Last year, a Southern Methodist University seismology team released a report that declared that recent earthquakes in and around Azle in North Texas were “most likely” caused by oil and gas operations in the area – specifically, wastewater injected into disposal wells underground.
But the Texas Railroad Commission, which regulates energy operations in the state, regarded the findings as inconclusive. That triggered criticism that Texas regulators were in denial.
Jim Malewitz, who covers energy and the environment for the Texas Tribune, says he found the report that reviewed the state’s handling of disposal wells. “The EPA, in its review of the Railroad Commission’s handling of these programs, has said, despite what you say, we think that there’s a ‘significant possibility’ that the recent earthquakes in North Texas were linked to this oil and gas activity,” Malewitz says.
Scientists conducting research often hedge their findings, Malewitz says, but, in this case, the evidence is growing.
“At this point, the Railroad Commission really kind of stands alone,” he says, “in not at least going out there and saying, ‘There is at least a very high likelihood that all of these earthquakes that we’ve never previously felt are tied to the industry.'”
It’s not fracking in particular that seems to cause these earthquakes – it’s the water injected into disposal wells, Malewitz says.
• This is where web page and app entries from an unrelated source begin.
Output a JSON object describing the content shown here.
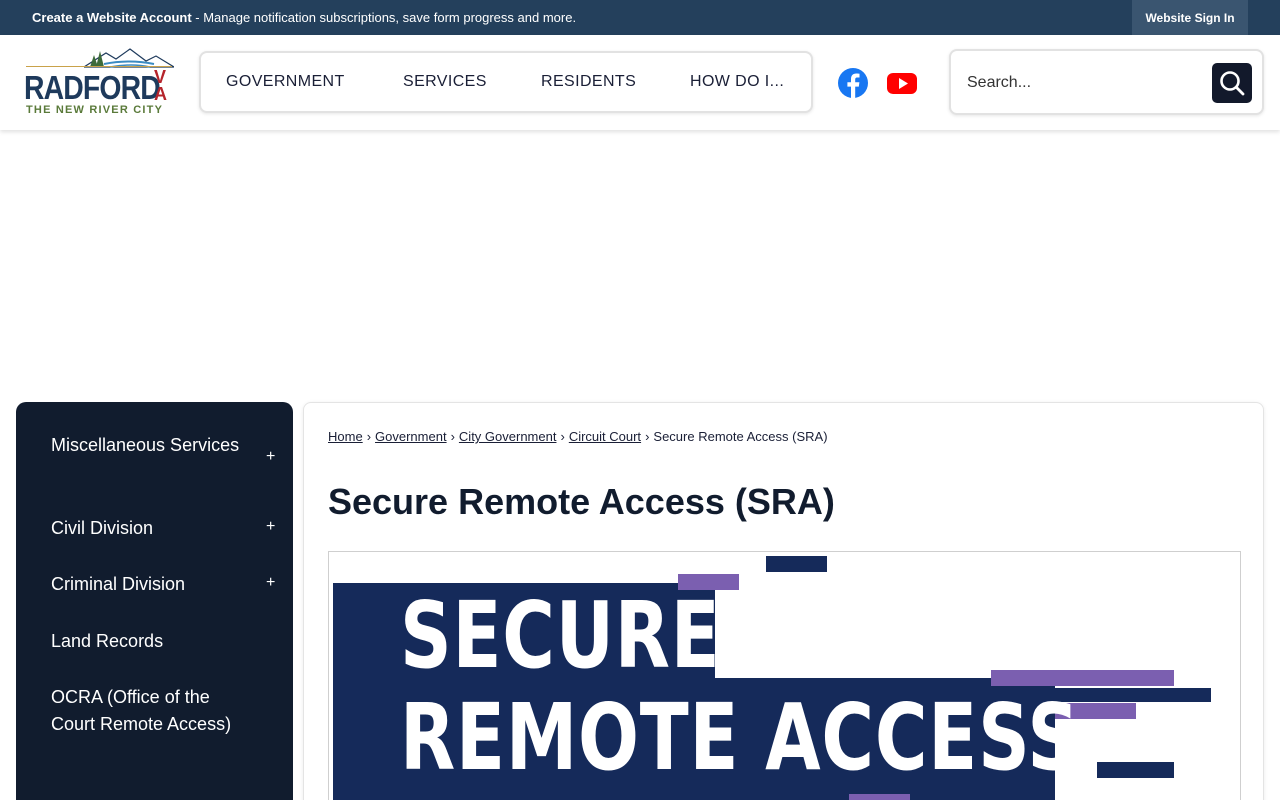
{
  "topbar": {
    "account_link": "Create a Website Account",
    "account_desc": " - Manage notification subscriptions, save form progress and more.",
    "signin_label": "Website Sign In"
  },
  "logo": {
    "wordmark": "RADFORD",
    "state": "VA",
    "tagline": "THE NEW RIVER CITY"
  },
  "nav": {
    "items": [
      "GOVERNMENT",
      "SERVICES",
      "RESIDENTS",
      "HOW DO I..."
    ]
  },
  "social": {
    "facebook": "facebook-icon",
    "youtube": "youtube-icon"
  },
  "search": {
    "placeholder": "Search..."
  },
  "sidebar": {
    "items": [
      {
        "label": "Miscellaneous Services",
        "expandable": "+"
      },
      {
        "label": "Civil Division",
        "expandable": "+"
      },
      {
        "label": "Criminal Division",
        "expandable": "+"
      },
      {
        "label": "Land Records"
      },
      {
        "label": "OCRA (Office of the Court Remote Access)"
      }
    ]
  },
  "breadcrumb": {
    "items": [
      "Home",
      "Government",
      "City Government",
      "Circuit Court"
    ],
    "current": "Secure Remote Access (SRA)"
  },
  "page": {
    "title": "Secure Remote Access (SRA)"
  },
  "banner": {
    "line1": "SECURE",
    "line2": "REMOTE ACCESS"
  },
  "colors": {
    "topbar": "#24405c",
    "sidebar": "#111c2e",
    "banner_navy": "#152a5a",
    "banner_purple": "#7b5fb0",
    "facebook": "#1877f2",
    "youtube": "#ff0000"
  }
}
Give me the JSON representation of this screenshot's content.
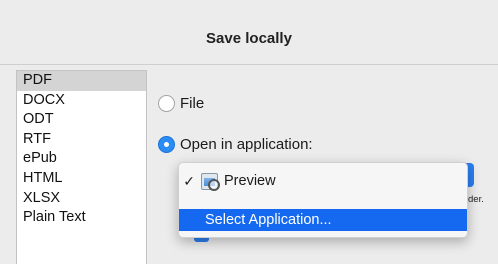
{
  "window": {
    "title": "Save locally"
  },
  "formats": [
    "PDF",
    "DOCX",
    "ODT",
    "RTF",
    "ePub",
    "HTML",
    "XLSX",
    "Plain Text"
  ],
  "selected_format": "PDF",
  "options": {
    "file_label": "File",
    "open_in_app_label": "Open in application:",
    "selected_option": "open_in_app"
  },
  "app_menu": {
    "checkmark": "✓",
    "current_app": "Preview",
    "select_app_label": "Select Application..."
  },
  "partial_text": "der.",
  "colors": {
    "accent": "#2a8cf5",
    "menu_highlight": "#1469f0",
    "list_selection": "#d4d4d4"
  }
}
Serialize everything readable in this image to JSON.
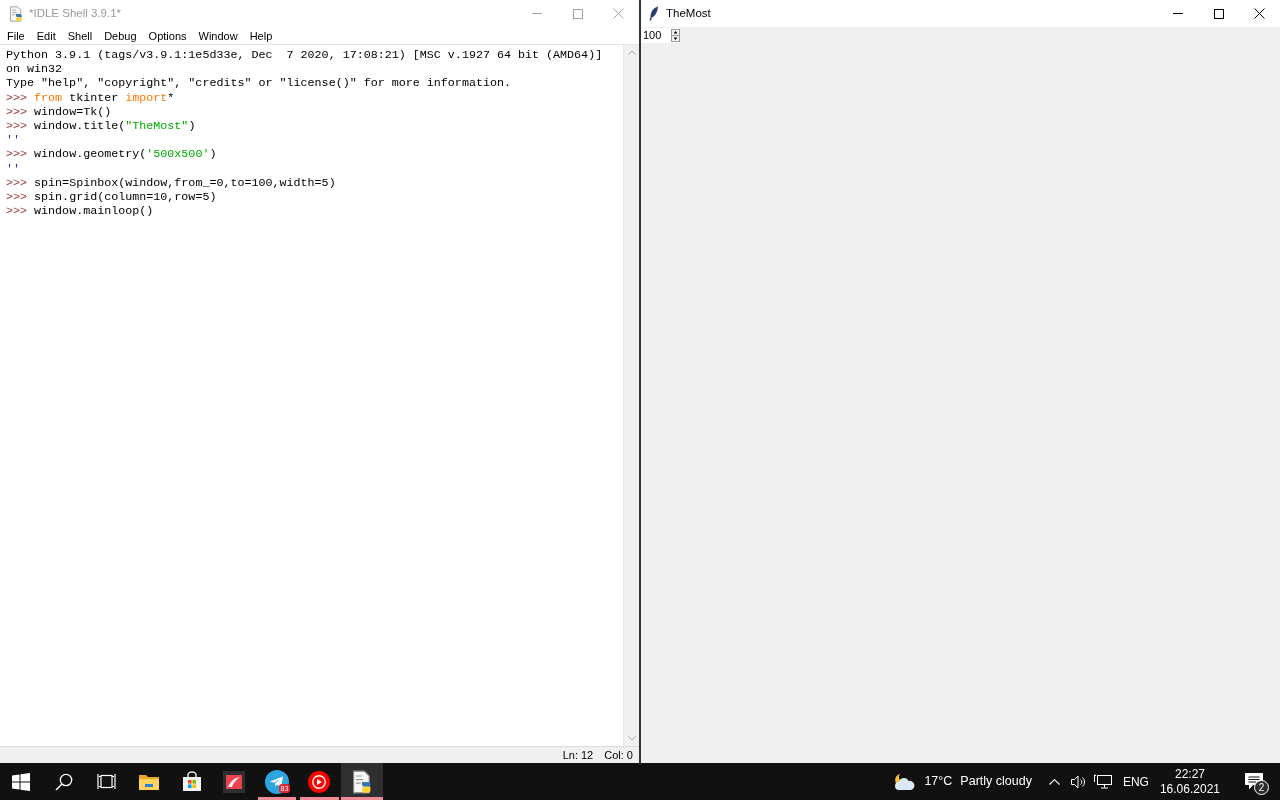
{
  "idle_window": {
    "title": "*IDLE Shell 3.9.1*",
    "active": false,
    "menu": [
      "File",
      "Edit",
      "Shell",
      "Debug",
      "Options",
      "Window",
      "Help"
    ],
    "lines": [
      [
        {
          "text": "Python 3.9.1 (tags/v3.9.1:1e5d33e, Dec  7 2020, 17:08:21) [MSC v.1927 64 bit (AMD64)]",
          "kind": "plain"
        }
      ],
      [
        {
          "text": "on win32",
          "kind": "plain"
        }
      ],
      [
        {
          "text": "Type \"help\", \"copyright\", \"credits\" or \"license()\" for more information.",
          "kind": "plain"
        }
      ],
      [
        {
          "text": ">>> ",
          "kind": "prompt"
        },
        {
          "text": "from",
          "kind": "keyword"
        },
        {
          "text": " tkinter ",
          "kind": "plain"
        },
        {
          "text": "import",
          "kind": "keyword"
        },
        {
          "text": "*",
          "kind": "plain"
        }
      ],
      [
        {
          "text": ">>> ",
          "kind": "prompt"
        },
        {
          "text": "window=Tk()",
          "kind": "plain"
        }
      ],
      [
        {
          "text": ">>> ",
          "kind": "prompt"
        },
        {
          "text": "window.title(",
          "kind": "plain"
        },
        {
          "text": "\"TheMost\"",
          "kind": "string"
        },
        {
          "text": ")",
          "kind": "plain"
        }
      ],
      [
        {
          "text": "''",
          "kind": "output"
        }
      ],
      [
        {
          "text": ">>> ",
          "kind": "prompt"
        },
        {
          "text": "window.geometry(",
          "kind": "plain"
        },
        {
          "text": "'500x500'",
          "kind": "string"
        },
        {
          "text": ")",
          "kind": "plain"
        }
      ],
      [
        {
          "text": "''",
          "kind": "output"
        }
      ],
      [
        {
          "text": ">>> ",
          "kind": "prompt"
        },
        {
          "text": "spin=Spinbox(window,from_=0,to=100,width=5)",
          "kind": "plain"
        }
      ],
      [
        {
          "text": ">>> ",
          "kind": "prompt"
        },
        {
          "text": "spin.grid(column=10,row=5)",
          "kind": "plain"
        }
      ],
      [
        {
          "text": ">>> ",
          "kind": "prompt"
        },
        {
          "text": "window.mainloop()",
          "kind": "plain"
        }
      ]
    ],
    "status_bar": {
      "line": "Ln: 12",
      "column": "Col: 0"
    }
  },
  "tk_window": {
    "title": "TheMost",
    "active": true,
    "spinbox": {
      "value": "100"
    }
  },
  "taskbar": {
    "apps": [
      {
        "running": false,
        "active": false
      },
      {
        "running": false,
        "active": false
      },
      {
        "running": false,
        "active": false
      },
      {
        "running": true,
        "active": false,
        "badge": "83"
      },
      {
        "running": true,
        "active": false
      },
      {
        "running": true,
        "active": true
      }
    ],
    "weather": {
      "temperature": "17°C",
      "condition": "Partly cloudy"
    },
    "language": "ENG",
    "clock": {
      "time": "22:27",
      "date": "16.06.2021"
    },
    "notifications": {
      "badge": "2"
    }
  }
}
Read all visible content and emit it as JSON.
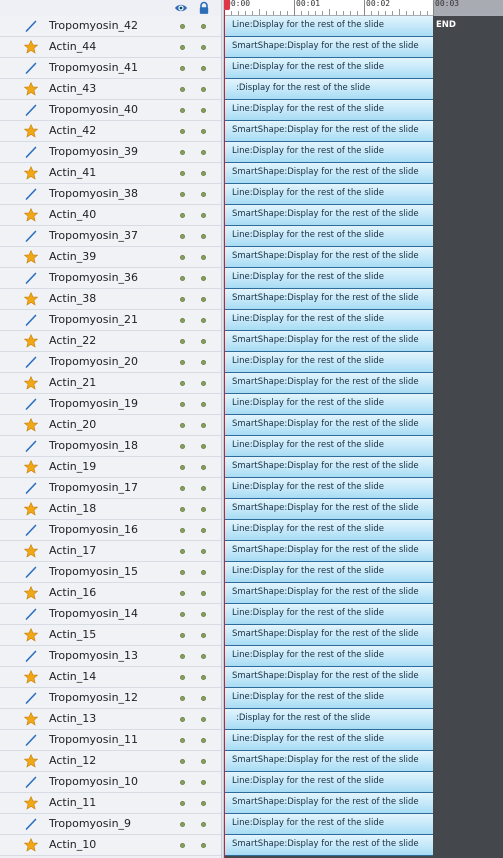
{
  "timeline": {
    "ruler_labels": [
      "00:00",
      "00:01",
      "00:02",
      "00:03"
    ],
    "end_label": "END"
  },
  "icons": {
    "visibility": "eye-icon",
    "lock": "lock-icon",
    "line_type": "line-icon",
    "star_type": "star-shape-icon",
    "status_dot": "green-dot-icon"
  },
  "colors": {
    "playhead": "#e0364a",
    "timeline_bg": "#44474c",
    "track_fill": "#c8eafa",
    "dot": "#8aa060",
    "line_icon": "#2a6fc0",
    "star_icon": "#f0a818"
  },
  "layers": [
    {
      "name": "Tropomyosin_42",
      "type": "line",
      "bar": "Line:Display for the rest of the slide"
    },
    {
      "name": "Actin_44",
      "type": "star",
      "bar": "SmartShape:Display for the rest of the slide"
    },
    {
      "name": "Tropomyosin_41",
      "type": "line",
      "bar": "Line:Display for the rest of the slide"
    },
    {
      "name": "Actin_43",
      "type": "star",
      "bar": ":Display for the rest of the slide"
    },
    {
      "name": "Tropomyosin_40",
      "type": "line",
      "bar": "Line:Display for the rest of the slide"
    },
    {
      "name": "Actin_42",
      "type": "star",
      "bar": "SmartShape:Display for the rest of the slide"
    },
    {
      "name": "Tropomyosin_39",
      "type": "line",
      "bar": "Line:Display for the rest of the slide"
    },
    {
      "name": "Actin_41",
      "type": "star",
      "bar": "SmartShape:Display for the rest of the slide"
    },
    {
      "name": "Tropomyosin_38",
      "type": "line",
      "bar": "Line:Display for the rest of the slide"
    },
    {
      "name": "Actin_40",
      "type": "star",
      "bar": "SmartShape:Display for the rest of the slide"
    },
    {
      "name": "Tropomyosin_37",
      "type": "line",
      "bar": "Line:Display for the rest of the slide"
    },
    {
      "name": "Actin_39",
      "type": "star",
      "bar": "SmartShape:Display for the rest of the slide"
    },
    {
      "name": "Tropomyosin_36",
      "type": "line",
      "bar": "Line:Display for the rest of the slide"
    },
    {
      "name": "Actin_38",
      "type": "star",
      "bar": "SmartShape:Display for the rest of the slide"
    },
    {
      "name": "Tropomyosin_21",
      "type": "line",
      "bar": "Line:Display for the rest of the slide"
    },
    {
      "name": "Actin_22",
      "type": "star",
      "bar": "SmartShape:Display for the rest of the slide"
    },
    {
      "name": "Tropomyosin_20",
      "type": "line",
      "bar": "Line:Display for the rest of the slide"
    },
    {
      "name": "Actin_21",
      "type": "star",
      "bar": "SmartShape:Display for the rest of the slide"
    },
    {
      "name": "Tropomyosin_19",
      "type": "line",
      "bar": "Line:Display for the rest of the slide"
    },
    {
      "name": "Actin_20",
      "type": "star",
      "bar": "SmartShape:Display for the rest of the slide"
    },
    {
      "name": "Tropomyosin_18",
      "type": "line",
      "bar": "Line:Display for the rest of the slide"
    },
    {
      "name": "Actin_19",
      "type": "star",
      "bar": "SmartShape:Display for the rest of the slide"
    },
    {
      "name": "Tropomyosin_17",
      "type": "line",
      "bar": "Line:Display for the rest of the slide"
    },
    {
      "name": "Actin_18",
      "type": "star",
      "bar": "SmartShape:Display for the rest of the slide"
    },
    {
      "name": "Tropomyosin_16",
      "type": "line",
      "bar": "Line:Display for the rest of the slide"
    },
    {
      "name": "Actin_17",
      "type": "star",
      "bar": "SmartShape:Display for the rest of the slide"
    },
    {
      "name": "Tropomyosin_15",
      "type": "line",
      "bar": "Line:Display for the rest of the slide"
    },
    {
      "name": "Actin_16",
      "type": "star",
      "bar": "SmartShape:Display for the rest of the slide"
    },
    {
      "name": "Tropomyosin_14",
      "type": "line",
      "bar": "Line:Display for the rest of the slide"
    },
    {
      "name": "Actin_15",
      "type": "star",
      "bar": "SmartShape:Display for the rest of the slide"
    },
    {
      "name": "Tropomyosin_13",
      "type": "line",
      "bar": "Line:Display for the rest of the slide"
    },
    {
      "name": "Actin_14",
      "type": "star",
      "bar": "SmartShape:Display for the rest of the slide"
    },
    {
      "name": "Tropomyosin_12",
      "type": "line",
      "bar": "Line:Display for the rest of the slide"
    },
    {
      "name": "Actin_13",
      "type": "star",
      "bar": ":Display for the rest of the slide"
    },
    {
      "name": "Tropomyosin_11",
      "type": "line",
      "bar": "Line:Display for the rest of the slide"
    },
    {
      "name": "Actin_12",
      "type": "star",
      "bar": "SmartShape:Display for the rest of the slide"
    },
    {
      "name": "Tropomyosin_10",
      "type": "line",
      "bar": "Line:Display for the rest of the slide"
    },
    {
      "name": "Actin_11",
      "type": "star",
      "bar": "SmartShape:Display for the rest of the slide"
    },
    {
      "name": "Tropomyosin_9",
      "type": "line",
      "bar": "Line:Display for the rest of the slide"
    },
    {
      "name": "Actin_10",
      "type": "star",
      "bar": "SmartShape:Display for the rest of the slide"
    }
  ]
}
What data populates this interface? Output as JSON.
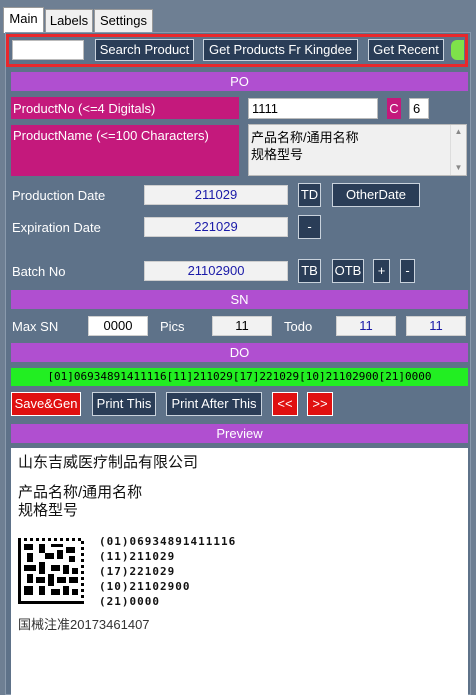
{
  "tabs": [
    "Main",
    "Labels",
    "Settings"
  ],
  "toolbar": {
    "search_value": "",
    "search_button": "Search Product",
    "kingdee_button": "Get Products Fr Kingdee",
    "recent_button": "Get Recent"
  },
  "po": {
    "header": "PO",
    "product_no_label": "ProductNo (<=4 Digitals)",
    "product_no_value": "1111",
    "c_badge": "C",
    "c_value": "6",
    "product_name_label": "ProductName (<=100 Characters)",
    "product_name_line1": "产品名称/通用名称",
    "product_name_line2": "规格型号",
    "production_date_label": "Production Date",
    "production_date_value": "211029",
    "td_button": "TD",
    "other_date_button": "OtherDate",
    "expiration_date_label": "Expiration Date",
    "expiration_date_value": "221029",
    "minus_button": "-",
    "batch_no_label": "Batch No",
    "batch_no_value": "21102900",
    "tb_button": "TB",
    "otb_button": "OTB",
    "plus_button": "+",
    "minus_button2": "-"
  },
  "sn": {
    "header": "SN",
    "max_sn_label": "Max SN",
    "max_sn_value": "0000",
    "pics_label": "Pics",
    "pics_value": "11",
    "todo_label": "Todo",
    "todo_value1": "11",
    "todo_value2": "11"
  },
  "do": {
    "header": "DO",
    "code_string": "[01]06934891411116[11]211029[17]221029[10]21102900[21]0000",
    "save_gen_button": "Save&Gen",
    "print_this_button": "Print This",
    "print_after_button": "Print After This",
    "prev_button": "<<",
    "next_button": ">>"
  },
  "preview": {
    "header": "Preview",
    "company": "山东吉威医疗制品有限公司",
    "name_line1": "产品名称/通用名称",
    "name_line2": "规格型号",
    "ai_lines": [
      "(01)06934891411116",
      "(11)211029",
      "(17)221029",
      "(10)21102900",
      "(21)0000"
    ],
    "registration": "国械注准20173461407"
  },
  "colors": {
    "accent_bar": "#b04fd0",
    "magenta_label": "#c4197c",
    "code_green": "#22ee22",
    "red_button": "#e01010",
    "dark_button": "#2a3d57"
  }
}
And the EPA has the power to revoke the Railroad Commission’s ability to regulate disposal wells.
“It hasn’t necessarily said it’s going to do that,” he says. “I think we’re several steps away from that, but this could potentially hold a little bit more sway when the Railroad Commission is thinking about its approach to public relations on this issue and whether it wants to risk, potentially down the road, losing that authority.”
In its statements to Malewitz, the Railroad Commission is trying to show it’s taking the issue seriously, he says, without recognizing the link between disposal wells and earthquakes directly.
“They’re still not coming out and publicly saying that this activity is linked to earthquakes,” Malewitz says.
Post by Hannah McBride.